## [ASSIGNMENT]
Your answer should consist of the lines holding "true", copied from the material below.

## [THE DATA]
"""
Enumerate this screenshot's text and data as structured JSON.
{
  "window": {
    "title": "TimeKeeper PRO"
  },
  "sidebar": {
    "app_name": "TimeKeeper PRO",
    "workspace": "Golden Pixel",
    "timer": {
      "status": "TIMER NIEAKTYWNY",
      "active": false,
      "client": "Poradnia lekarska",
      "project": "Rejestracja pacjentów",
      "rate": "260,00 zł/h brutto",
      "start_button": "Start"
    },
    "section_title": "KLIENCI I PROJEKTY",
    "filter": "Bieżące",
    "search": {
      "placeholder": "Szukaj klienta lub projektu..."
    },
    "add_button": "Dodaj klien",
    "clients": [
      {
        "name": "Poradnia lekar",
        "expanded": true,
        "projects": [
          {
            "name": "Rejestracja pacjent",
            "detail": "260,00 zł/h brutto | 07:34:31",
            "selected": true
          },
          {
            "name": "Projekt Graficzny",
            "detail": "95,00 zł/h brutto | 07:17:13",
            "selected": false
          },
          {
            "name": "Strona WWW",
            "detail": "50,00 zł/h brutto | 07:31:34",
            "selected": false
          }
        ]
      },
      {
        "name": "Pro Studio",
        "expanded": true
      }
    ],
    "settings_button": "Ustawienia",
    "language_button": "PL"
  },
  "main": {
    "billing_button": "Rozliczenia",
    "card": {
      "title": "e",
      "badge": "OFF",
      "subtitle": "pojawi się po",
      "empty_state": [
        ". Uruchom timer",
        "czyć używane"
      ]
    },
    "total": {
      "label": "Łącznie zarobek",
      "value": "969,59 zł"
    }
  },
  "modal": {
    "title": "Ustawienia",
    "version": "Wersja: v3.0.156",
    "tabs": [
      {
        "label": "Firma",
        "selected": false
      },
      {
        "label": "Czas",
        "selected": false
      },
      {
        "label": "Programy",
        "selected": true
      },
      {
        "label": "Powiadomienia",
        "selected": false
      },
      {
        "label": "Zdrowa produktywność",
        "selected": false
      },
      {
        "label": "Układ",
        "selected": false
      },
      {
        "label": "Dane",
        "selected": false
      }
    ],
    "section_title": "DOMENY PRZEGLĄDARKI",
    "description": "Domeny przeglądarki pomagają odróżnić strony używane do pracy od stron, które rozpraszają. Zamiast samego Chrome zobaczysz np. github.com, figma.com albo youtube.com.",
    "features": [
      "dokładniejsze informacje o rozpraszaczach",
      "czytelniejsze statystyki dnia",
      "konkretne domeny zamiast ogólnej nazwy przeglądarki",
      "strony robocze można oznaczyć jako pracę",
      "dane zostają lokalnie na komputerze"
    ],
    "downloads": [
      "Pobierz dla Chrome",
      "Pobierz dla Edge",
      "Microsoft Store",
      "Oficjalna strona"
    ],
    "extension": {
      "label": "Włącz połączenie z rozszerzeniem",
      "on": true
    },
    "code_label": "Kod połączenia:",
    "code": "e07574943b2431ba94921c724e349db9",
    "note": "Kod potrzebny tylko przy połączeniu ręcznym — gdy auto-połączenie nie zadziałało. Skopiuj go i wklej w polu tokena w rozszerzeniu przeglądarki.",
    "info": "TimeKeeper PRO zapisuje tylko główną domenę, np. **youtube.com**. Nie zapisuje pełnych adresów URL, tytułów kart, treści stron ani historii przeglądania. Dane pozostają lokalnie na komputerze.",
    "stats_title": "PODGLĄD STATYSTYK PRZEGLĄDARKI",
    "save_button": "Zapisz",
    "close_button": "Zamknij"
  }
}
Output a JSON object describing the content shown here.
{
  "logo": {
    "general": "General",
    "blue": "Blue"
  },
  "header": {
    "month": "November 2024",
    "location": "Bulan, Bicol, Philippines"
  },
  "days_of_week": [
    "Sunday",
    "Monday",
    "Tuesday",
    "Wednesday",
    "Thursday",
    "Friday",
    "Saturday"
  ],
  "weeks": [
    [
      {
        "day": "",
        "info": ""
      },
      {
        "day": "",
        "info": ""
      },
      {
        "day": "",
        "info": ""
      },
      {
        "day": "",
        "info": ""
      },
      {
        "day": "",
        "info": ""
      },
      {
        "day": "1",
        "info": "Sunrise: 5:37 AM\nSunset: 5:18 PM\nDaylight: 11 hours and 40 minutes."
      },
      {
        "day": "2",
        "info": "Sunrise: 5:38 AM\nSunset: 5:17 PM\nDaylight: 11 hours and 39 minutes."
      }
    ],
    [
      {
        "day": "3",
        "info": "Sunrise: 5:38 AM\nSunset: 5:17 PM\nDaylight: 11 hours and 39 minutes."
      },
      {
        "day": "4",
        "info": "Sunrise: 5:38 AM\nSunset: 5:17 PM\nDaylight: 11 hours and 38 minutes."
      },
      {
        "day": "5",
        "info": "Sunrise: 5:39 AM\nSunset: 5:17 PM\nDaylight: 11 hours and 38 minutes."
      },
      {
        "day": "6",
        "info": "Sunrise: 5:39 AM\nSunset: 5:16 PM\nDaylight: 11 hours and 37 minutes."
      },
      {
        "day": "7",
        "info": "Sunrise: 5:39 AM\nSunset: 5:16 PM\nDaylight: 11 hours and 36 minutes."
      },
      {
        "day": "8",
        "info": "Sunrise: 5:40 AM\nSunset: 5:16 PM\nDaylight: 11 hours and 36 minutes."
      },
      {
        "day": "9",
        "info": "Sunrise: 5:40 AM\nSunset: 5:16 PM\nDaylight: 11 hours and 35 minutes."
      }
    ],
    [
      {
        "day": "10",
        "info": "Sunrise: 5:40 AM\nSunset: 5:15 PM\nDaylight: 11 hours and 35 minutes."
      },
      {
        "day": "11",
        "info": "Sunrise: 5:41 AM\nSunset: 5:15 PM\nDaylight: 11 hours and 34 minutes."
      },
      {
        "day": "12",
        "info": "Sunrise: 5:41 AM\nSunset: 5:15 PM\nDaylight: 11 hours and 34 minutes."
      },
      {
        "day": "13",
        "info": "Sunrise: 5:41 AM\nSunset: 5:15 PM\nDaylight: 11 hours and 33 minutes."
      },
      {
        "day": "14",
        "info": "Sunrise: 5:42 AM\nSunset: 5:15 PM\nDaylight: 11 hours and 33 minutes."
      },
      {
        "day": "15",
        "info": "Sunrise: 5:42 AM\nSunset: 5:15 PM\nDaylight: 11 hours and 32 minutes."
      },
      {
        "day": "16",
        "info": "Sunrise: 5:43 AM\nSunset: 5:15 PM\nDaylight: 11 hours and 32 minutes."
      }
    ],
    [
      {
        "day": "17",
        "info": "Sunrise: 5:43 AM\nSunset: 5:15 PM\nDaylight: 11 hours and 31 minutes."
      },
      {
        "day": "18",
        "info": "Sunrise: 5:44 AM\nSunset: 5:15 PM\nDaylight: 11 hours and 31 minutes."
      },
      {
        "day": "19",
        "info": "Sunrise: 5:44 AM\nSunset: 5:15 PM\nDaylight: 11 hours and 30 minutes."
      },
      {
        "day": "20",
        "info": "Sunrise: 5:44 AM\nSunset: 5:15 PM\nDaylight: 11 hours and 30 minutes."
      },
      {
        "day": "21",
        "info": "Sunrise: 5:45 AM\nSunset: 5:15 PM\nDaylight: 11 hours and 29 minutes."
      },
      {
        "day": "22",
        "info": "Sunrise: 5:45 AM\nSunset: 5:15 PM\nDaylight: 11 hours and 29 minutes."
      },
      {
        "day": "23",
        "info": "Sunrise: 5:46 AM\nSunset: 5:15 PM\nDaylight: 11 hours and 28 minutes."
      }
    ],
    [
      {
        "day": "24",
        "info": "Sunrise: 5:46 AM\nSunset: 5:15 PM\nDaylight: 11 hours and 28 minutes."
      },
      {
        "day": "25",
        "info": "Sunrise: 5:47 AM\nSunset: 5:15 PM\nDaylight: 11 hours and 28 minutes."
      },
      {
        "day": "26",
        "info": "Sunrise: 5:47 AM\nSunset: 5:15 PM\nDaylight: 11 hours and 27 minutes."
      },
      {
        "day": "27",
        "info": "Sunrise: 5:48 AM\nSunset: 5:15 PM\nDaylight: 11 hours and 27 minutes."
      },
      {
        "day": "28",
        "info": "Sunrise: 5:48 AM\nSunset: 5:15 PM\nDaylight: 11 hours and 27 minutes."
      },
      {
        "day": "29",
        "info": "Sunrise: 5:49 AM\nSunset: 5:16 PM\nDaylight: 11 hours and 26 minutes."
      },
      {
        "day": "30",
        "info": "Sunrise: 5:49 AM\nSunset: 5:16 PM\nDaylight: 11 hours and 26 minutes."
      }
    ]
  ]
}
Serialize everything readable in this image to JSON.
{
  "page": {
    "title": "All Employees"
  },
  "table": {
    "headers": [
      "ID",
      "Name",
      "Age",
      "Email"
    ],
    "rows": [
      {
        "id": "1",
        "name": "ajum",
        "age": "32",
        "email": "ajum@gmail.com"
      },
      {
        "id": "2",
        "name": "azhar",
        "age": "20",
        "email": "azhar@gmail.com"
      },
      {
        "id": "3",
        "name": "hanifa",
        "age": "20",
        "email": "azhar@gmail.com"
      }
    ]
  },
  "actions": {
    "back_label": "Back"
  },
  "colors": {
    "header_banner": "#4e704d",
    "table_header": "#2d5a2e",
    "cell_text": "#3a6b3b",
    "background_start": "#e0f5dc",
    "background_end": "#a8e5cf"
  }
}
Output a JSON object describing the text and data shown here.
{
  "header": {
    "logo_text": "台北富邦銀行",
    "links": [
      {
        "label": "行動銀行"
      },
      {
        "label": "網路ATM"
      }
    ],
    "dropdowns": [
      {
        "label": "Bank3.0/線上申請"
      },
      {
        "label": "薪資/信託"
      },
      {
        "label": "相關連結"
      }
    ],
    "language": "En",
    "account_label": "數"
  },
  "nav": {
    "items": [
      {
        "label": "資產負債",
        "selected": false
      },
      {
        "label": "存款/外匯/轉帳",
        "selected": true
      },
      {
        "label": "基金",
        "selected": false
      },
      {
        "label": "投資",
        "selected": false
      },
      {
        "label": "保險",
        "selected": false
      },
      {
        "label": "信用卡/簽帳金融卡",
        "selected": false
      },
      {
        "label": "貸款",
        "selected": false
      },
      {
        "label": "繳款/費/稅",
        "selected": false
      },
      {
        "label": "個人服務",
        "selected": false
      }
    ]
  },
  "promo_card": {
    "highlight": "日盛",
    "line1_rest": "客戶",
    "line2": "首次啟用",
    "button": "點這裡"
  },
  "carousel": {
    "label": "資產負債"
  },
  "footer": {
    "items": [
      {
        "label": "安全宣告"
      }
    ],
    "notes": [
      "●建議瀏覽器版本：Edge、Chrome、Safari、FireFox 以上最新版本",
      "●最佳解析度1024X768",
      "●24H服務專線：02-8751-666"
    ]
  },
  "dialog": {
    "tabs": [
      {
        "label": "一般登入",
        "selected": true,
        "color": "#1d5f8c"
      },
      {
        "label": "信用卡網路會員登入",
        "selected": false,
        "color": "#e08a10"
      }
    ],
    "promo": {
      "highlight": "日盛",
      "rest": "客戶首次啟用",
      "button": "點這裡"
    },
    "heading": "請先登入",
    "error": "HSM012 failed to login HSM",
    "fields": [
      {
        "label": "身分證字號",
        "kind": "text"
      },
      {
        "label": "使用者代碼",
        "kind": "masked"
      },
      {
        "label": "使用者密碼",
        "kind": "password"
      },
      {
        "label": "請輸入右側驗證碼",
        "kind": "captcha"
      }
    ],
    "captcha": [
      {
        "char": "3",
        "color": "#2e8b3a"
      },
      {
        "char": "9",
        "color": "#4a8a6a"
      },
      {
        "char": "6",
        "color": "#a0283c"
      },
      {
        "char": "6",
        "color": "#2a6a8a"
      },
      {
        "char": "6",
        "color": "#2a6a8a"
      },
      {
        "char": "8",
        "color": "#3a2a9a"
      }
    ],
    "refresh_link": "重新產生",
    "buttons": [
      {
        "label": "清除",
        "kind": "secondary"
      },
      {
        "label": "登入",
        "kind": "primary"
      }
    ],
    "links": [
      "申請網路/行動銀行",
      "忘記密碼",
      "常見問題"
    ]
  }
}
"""
## [PROBLEM SOLUTION]
        "expanded": true,
            "selected": true
        "expanded": true
        "selected": true
      "on": true
        "selected": true
        "selected": true,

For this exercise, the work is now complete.